Start of Dataset entries
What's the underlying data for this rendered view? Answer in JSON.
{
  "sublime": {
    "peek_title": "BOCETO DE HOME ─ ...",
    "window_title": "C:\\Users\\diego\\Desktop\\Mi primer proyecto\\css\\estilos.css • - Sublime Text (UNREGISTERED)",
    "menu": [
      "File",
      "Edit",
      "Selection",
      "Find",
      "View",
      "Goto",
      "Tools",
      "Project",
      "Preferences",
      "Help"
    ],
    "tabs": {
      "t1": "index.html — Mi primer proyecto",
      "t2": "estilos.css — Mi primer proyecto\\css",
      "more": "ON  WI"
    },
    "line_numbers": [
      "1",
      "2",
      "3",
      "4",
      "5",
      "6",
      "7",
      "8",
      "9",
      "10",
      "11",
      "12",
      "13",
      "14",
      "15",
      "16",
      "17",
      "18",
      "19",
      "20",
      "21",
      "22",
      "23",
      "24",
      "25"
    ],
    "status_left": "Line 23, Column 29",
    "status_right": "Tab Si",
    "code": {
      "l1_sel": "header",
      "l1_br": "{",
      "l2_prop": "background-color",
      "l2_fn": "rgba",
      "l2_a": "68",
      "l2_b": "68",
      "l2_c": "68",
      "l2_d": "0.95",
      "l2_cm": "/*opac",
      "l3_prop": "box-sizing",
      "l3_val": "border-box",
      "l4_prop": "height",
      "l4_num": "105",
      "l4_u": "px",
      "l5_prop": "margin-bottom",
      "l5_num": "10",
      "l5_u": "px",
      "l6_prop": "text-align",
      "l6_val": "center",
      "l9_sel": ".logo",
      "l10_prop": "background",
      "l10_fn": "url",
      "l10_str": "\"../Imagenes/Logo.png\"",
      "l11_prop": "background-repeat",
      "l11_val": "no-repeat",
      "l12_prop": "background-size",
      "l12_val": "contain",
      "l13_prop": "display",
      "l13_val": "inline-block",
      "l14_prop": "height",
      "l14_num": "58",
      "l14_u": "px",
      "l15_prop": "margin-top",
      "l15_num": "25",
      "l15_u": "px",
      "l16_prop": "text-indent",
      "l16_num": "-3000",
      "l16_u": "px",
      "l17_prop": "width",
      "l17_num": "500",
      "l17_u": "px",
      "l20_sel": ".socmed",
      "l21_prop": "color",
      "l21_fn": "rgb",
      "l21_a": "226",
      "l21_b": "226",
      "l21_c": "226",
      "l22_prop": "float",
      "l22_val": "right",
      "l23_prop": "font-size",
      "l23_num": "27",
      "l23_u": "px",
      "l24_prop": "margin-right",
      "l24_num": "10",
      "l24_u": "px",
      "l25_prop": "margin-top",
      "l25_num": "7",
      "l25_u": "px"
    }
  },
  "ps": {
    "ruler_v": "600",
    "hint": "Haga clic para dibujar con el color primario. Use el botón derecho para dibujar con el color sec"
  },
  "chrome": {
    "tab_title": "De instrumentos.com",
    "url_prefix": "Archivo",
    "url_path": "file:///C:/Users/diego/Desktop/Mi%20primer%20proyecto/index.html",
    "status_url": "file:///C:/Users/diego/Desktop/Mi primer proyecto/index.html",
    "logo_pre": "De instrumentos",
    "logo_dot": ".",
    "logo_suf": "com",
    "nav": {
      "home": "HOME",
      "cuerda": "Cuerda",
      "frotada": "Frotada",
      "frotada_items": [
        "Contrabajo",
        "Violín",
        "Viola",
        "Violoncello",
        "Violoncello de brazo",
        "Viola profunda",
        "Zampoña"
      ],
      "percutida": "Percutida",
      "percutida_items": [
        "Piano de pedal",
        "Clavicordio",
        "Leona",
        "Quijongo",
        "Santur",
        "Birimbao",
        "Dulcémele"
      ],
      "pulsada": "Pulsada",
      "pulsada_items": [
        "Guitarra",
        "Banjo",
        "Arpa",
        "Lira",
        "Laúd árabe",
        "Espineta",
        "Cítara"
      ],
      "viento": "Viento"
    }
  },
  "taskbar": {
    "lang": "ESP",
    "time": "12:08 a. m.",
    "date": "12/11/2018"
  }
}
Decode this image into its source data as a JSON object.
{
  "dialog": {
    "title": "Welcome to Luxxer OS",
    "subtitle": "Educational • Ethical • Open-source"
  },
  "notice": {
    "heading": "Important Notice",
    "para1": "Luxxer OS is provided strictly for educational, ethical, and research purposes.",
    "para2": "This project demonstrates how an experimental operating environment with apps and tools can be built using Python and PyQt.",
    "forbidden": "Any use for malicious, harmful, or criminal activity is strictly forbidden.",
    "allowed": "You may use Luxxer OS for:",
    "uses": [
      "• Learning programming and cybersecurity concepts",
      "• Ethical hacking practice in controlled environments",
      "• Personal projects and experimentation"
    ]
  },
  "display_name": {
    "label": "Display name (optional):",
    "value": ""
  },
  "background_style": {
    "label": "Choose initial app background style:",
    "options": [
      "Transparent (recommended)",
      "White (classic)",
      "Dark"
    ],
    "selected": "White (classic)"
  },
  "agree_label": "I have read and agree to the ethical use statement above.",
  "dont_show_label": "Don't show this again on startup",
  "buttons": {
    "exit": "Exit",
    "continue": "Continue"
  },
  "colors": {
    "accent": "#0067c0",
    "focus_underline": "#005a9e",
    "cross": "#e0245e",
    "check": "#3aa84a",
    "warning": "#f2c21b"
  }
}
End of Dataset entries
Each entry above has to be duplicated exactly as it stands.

## Solved exercise:
What's the underlying data for this rendered view? Answer in JSON.
{
  "sublime": {
    "peek_title": "BOCETO DE HOME ─ ...",
    "window_title": "C:\\Users\\diego\\Desktop\\Mi primer proyecto\\css\\estilos.css • - Sublime Text (UNREGISTERED)",
    "menu": [
      "File",
      "Edit",
      "Selection",
      "Find",
      "View",
      "Goto",
      "Tools",
      "Project",
      "Preferences",
      "Help"
    ],
    "tabs": {
      "t1": "index.html — Mi primer proyecto",
      "t2": "estilos.css — Mi primer proyecto\\css",
      "more": "ON  WI"
    },
    "line_numbers": [
      "1",
      "2",
      "3",
      "4",
      "5",
      "6",
      "7",
      "8",
      "9",
      "10",
      "11",
      "12",
      "13",
      "14",
      "15",
      "16",
      "17",
      "18",
      "19",
      "20",
      "21",
      "22",
      "23",
      "24",
      "25"
    ],
    "status_left": "Line 23, Column 29",
    "status_right": "Tab Si",
    "code": {
      "l1_sel": "header",
      "l1_br": "{",
      "l2_prop": "background-color",
      "l2_fn": "rgba",
      "l2_a": "68",
      "l2_b": "68",
      "l2_c": "68",
      "l2_d": "0.95",
      "l2_cm": "/*opac",
      "l3_prop": "box-sizing",
      "l3_val": "border-box",
      "l4_prop": "height",
      "l4_num": "105",
      "l4_u": "px",
      "l5_prop": "margin-bottom",
      "l5_num": "10",
      "l5_u": "px",
      "l6_prop": "text-align",
      "l6_val": "center",
      "l9_sel": ".logo",
      "l10_prop": "background",
      "l10_fn": "url",
      "l10_str": "\"../Imagenes/Logo.png\"",
      "l11_prop": "background-repeat",
      "l11_val": "no-repeat",
      "l12_prop": "background-size",
      "l12_val": "contain",
      "l13_prop": "display",
      "l13_val": "inline-block",
      "l14_prop": "height",
      "l14_num": "58",
      "l14_u": "px",
      "l15_prop": "margin-top",
      "l15_num": "25",
      "l15_u": "px",
      "l16_prop": "text-indent",
      "l16_num": "-3000",
      "l16_u": "px",
      "l17_prop": "width",
      "l17_num": "500",
      "l17_u": "px",
      "l20_sel": ".socmed",
      "l21_prop": "color",
      "l21_fn": "rgb",
      "l21_a": "226",
      "l21_b": "226",
      "l21_c": "226",
      "l22_prop": "float",
      "l22_val": "right",
      "l23_prop": "font-size",
      "l23_num": "27",
      "l23_u": "px",
      "l24_prop": "margin-right",
      "l24_num": "10",
      "l24_u": "px",
      "l25_prop": "margin-top",
      "l25_num": "7",
      "l25_u": "px"
    }
  },
  "ps": {
    "ruler_v": "600",
    "hint": "Haga clic para dibujar con el color primario. Use el botón derecho para dibujar con el color sec"
  },
  "chrome": {
    "tab_title": "De instrumentos.com",
    "url_prefix": "Archivo",
    "url_path": "file:///C:/Users/diego/Desktop/Mi%20primer%20proyecto/index.html",
    "status_url": "file:///C:/Users/diego/Desktop/Mi primer proyecto/index.html",
    "logo_pre": "De instrumentos",
    "logo_dot": ".",
    "logo_suf": "com",
    "nav": {
      "home": "HOME",
      "cuerda": "Cuerda",
      "frotada": "Frotada",
      "frotada_items": [
        "Contrabajo",
        "Violín",
        "Viola",
        "Violoncello",
        "Violoncello de brazo",
        "Viola profunda",
        "Zampoña"
      ],
      "percutida": "Percutida",
      "percutida_items": [
        "Piano de pedal",
        "Clavicordio",
        "Leona",
        "Quijongo",
        "Santur",
        "Birimbao",
        "Dulcémele"
      ],
      "pulsada": "Pulsada",
      "pulsada_items": [
        "Guitarra",
        "Banjo",
        "Arpa",
        "Lira",
        "Laúd árabe",
        "Espineta",
        "Cítara"
      ],
      "viento": "Viento"
    }
  },
  "taskbar": {
    "lang": "ESP",
    "time": "12:08 a. m.",
    "date": "12/11/2018"
  }
}
Decode this image into its source data as a JSON object.
{
  "dialog": {
    "title": "Welcome to Luxxer OS",
    "subtitle": "Educational • Ethical • Open-source"
  },
  "notice": {
    "heading": "Important Notice",
    "para1": "Luxxer OS is provided strictly for educational, ethical, and research purposes.",
    "para2": "This project demonstrates how an experimental operating environment with apps and tools can be built using Python and PyQt.",
    "forbidden": "Any use for malicious, harmful, or criminal activity is strictly forbidden.",
    "allowed": "You may use Luxxer OS for:",
    "uses": [
      "• Learning programming and cybersecurity concepts",
      "• Ethical hacking practice in controlled environments",
      "• Personal projects and experimentation"
    ]
  },
  "display_name": {
    "label": "Display name (optional):",
    "value": ""
  },
  "background_style": {
    "label": "Choose initial app background style:",
    "options": [
      "Transparent (recommended)",
      "White (classic)",
      "Dark"
    ],
    "selected": "White (classic)"
  },
  "agree_label": "I have read and agree to the ethical use statement above.",
  "dont_show_label": "Don't show this again on startup",
  "buttons": {
    "exit": "Exit",
    "continue": "Continue"
  },
  "colors": {
    "accent": "#0067c0",
    "focus_underline": "#005a9e",
    "cross": "#e0245e",
    "check": "#3aa84a",
    "warning": "#f2c21b"
  }
}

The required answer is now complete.